Mengelberg was at times called the Horowitz of the orchestra. Like the pianist, he was a romantic, a virtuoso with a consummate technical facility who took every effort to fathom the composer's intentions and bring these out to their fullest effect in a way that was audible to the very back of the concert hall. His conducting made a deep impression, both on the orchestra and the audience. Never neutral or objective, his interpretations were exciting and compelling and invariably sought to reveal the musical meaning behind the notes. Despite his respect for the written note, Mengelberg often, with the best of intentions, made sweeping alterations in scores. His attitude to this practice comes vividly to life in the two following quotations: "The performer must help the creator", and "Faithfulness to the notes is a recent invention". Mengelberg was a link in the nineteenth-century, Austro-Germanic romantic tradition of conducting: Wagner-Mahler-Mengelberg-Furtwängler. His approach differed greatly from that, for example, of Toscanini, the leading pioneer of a more objective, typically twentieth-century style. Mengelberg's tempos were precise, yet supple. He often employed rubato (fluctuations of tempo), allowed lavish portamento (gliding from one tone to the next) in the strings, and made numerous alterations in dynamics, changing an incidental piano to a forte, or vice versa, or swelling a forte to fortissimo. On various occasions he would double the woodwinds, as Mahler and even the 'objective' Toscanini would do in similar circumstances.
admittedly taken from: "Willem Mengelberg Dirigent Conductor", Haags Gemeentemuseum, 1995. Frits Zwart
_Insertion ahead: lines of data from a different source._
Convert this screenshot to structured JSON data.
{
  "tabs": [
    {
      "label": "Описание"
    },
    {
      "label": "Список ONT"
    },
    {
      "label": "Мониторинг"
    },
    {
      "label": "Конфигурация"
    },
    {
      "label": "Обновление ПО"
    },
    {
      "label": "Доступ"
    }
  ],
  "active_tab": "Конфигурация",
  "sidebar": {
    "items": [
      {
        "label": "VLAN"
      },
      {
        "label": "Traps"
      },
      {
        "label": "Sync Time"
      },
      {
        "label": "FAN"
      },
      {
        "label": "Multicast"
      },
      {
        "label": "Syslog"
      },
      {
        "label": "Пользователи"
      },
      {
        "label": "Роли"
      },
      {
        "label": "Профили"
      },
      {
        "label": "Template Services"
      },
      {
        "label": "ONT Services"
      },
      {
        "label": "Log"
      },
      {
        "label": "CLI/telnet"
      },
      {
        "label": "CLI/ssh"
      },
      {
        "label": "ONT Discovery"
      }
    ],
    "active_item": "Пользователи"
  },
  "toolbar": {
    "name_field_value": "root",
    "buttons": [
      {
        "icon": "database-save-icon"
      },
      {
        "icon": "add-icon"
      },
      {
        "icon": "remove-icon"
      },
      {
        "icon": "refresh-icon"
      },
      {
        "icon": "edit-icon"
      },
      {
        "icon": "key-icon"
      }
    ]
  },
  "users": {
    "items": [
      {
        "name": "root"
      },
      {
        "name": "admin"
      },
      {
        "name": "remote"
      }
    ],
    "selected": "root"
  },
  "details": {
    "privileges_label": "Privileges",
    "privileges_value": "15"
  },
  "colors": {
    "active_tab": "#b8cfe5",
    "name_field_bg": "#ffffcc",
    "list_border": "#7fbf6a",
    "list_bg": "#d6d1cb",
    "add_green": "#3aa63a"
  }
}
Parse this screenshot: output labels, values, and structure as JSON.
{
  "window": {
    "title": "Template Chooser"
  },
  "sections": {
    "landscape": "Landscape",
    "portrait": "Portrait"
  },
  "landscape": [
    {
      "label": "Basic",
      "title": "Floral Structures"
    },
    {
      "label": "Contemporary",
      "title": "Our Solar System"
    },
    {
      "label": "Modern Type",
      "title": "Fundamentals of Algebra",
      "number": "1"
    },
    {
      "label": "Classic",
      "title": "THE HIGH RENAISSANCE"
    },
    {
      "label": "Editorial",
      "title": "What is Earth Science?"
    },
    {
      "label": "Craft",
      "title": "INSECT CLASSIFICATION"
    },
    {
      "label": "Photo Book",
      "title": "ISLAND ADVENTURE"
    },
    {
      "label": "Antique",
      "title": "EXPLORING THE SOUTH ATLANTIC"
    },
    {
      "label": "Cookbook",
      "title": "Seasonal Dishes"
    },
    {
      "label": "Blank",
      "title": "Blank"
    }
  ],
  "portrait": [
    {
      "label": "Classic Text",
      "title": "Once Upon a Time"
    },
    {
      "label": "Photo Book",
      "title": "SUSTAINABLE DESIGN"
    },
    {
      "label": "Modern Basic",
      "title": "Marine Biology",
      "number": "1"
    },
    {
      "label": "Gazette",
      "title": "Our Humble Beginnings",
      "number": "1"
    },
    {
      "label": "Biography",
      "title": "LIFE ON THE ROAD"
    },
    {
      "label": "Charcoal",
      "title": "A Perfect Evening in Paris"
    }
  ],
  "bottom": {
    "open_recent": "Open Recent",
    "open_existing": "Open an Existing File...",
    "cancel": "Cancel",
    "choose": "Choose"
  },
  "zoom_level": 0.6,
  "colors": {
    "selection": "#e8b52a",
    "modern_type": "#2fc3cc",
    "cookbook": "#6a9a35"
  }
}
Photographs by courtesy of the foundation:
Haags Gemeentemuseum: 'Het Willem Mengelberg Archief'.